As Alex answered, the math was well known, and the mapping problem could be solved by surveying techniques. i.e., by repeated measurements of angles and known distances, as you can see the students doing in any modern civil engineering course.
It was obviously not as exact as modern mapping. I remember seeing a globe from 1938. The shapes were very close to the correct ones, but still they were noticeably different even to the naked eye.
Manual surveying could be an herculean task. The Cassini family is well known by a massive 4 generation, 65 year effort to map France at the behalf of the king:
Here you can see the best known map before and after the Cassinis work:
It is easy to note how Cassini's map is much better than the previous one.
The mark zero was Paris. Triangulation error accumulates from Paris, therefore there are more errors on the south of France.
You can see their map in detail overlayed with modern maps with a google-earth interface here:
It is worth to have a look, it is much more accurate than what you would think.

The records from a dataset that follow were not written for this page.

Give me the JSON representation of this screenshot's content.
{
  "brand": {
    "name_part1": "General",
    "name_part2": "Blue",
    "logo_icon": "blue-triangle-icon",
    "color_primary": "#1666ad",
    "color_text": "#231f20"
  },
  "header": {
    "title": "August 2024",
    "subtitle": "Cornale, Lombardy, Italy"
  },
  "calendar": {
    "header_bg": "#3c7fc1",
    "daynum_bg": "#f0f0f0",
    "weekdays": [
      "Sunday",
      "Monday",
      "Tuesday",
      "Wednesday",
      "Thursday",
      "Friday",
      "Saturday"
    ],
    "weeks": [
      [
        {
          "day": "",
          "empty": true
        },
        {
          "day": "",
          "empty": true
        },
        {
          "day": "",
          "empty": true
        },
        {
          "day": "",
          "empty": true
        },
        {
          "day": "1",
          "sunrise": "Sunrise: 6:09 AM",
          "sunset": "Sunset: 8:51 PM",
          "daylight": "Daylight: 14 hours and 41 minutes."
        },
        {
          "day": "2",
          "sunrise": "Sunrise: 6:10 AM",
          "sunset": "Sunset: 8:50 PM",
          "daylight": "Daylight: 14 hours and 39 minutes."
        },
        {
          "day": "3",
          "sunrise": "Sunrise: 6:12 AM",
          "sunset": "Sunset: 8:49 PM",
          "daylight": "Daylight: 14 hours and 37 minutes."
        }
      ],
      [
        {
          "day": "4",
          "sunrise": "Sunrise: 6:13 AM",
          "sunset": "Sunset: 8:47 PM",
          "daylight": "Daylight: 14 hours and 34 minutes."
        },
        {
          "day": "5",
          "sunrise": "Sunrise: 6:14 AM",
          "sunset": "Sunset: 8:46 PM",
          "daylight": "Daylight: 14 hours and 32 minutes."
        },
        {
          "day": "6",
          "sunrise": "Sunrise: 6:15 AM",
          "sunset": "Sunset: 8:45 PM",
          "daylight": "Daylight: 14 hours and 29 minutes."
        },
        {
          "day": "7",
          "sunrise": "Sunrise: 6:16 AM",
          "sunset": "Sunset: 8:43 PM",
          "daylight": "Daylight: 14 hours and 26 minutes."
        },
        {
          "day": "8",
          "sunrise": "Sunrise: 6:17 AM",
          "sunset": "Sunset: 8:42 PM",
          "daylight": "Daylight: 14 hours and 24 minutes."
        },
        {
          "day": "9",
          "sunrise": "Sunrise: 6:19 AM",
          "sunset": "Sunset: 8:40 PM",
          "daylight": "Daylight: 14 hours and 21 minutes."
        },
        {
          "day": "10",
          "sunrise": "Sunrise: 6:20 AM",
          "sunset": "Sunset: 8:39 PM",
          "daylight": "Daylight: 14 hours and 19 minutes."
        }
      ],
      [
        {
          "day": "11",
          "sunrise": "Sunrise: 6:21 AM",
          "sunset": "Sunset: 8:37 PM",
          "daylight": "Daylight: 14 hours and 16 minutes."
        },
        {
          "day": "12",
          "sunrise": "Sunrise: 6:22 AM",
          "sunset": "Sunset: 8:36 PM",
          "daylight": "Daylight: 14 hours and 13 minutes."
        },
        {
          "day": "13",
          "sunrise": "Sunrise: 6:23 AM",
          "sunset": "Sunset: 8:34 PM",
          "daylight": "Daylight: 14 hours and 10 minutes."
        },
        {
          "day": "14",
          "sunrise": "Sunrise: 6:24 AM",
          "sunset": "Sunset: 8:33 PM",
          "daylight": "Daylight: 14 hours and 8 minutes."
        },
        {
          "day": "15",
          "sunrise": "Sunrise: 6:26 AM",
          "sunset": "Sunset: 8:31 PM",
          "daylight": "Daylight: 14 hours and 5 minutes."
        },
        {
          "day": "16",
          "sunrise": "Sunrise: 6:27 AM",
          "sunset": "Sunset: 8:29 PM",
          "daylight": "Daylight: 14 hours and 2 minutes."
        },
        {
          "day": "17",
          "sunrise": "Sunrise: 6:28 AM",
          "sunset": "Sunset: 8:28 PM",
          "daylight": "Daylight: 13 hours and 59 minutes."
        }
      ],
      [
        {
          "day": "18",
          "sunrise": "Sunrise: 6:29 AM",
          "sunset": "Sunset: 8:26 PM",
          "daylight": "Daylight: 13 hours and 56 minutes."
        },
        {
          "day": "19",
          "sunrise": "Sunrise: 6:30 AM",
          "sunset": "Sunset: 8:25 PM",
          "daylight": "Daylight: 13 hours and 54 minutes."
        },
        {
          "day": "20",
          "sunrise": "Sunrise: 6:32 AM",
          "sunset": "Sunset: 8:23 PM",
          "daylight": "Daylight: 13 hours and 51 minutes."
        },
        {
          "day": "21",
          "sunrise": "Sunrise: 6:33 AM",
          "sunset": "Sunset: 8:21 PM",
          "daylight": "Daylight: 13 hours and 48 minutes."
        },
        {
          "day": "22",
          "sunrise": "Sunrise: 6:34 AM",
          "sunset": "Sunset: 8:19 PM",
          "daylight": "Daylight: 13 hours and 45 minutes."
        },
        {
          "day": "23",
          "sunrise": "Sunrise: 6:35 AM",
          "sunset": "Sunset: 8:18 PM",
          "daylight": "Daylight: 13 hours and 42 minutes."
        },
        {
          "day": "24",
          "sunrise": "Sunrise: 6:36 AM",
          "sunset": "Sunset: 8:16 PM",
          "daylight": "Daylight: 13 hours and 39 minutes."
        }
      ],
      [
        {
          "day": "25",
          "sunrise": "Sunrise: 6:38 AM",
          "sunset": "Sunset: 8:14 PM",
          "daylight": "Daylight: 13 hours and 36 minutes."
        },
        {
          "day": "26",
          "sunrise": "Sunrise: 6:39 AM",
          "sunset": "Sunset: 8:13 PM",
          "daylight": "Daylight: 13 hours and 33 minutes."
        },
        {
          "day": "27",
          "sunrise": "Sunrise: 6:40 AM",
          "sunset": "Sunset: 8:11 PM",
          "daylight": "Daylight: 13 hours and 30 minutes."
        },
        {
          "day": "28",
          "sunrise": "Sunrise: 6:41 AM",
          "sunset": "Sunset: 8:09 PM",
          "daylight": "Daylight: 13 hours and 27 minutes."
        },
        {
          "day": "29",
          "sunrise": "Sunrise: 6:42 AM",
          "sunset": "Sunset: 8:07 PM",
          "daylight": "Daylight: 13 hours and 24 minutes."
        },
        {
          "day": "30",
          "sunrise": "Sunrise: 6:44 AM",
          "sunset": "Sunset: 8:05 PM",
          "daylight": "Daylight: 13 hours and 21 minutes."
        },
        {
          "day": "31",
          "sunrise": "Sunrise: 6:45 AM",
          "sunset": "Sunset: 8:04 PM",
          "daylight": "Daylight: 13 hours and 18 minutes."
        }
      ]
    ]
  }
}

The Cassinis had lots of funny and tragic stories over their decades long work. Everybody knew that if Le Roi could have accurate maps, then His majesty's taxation would also be more accurate. Therefore, the surveyors had lots of enemies. Sometimes angry landowners would kick them out of their dear lands or even shot them, lest the king have an accurate measure of their riches.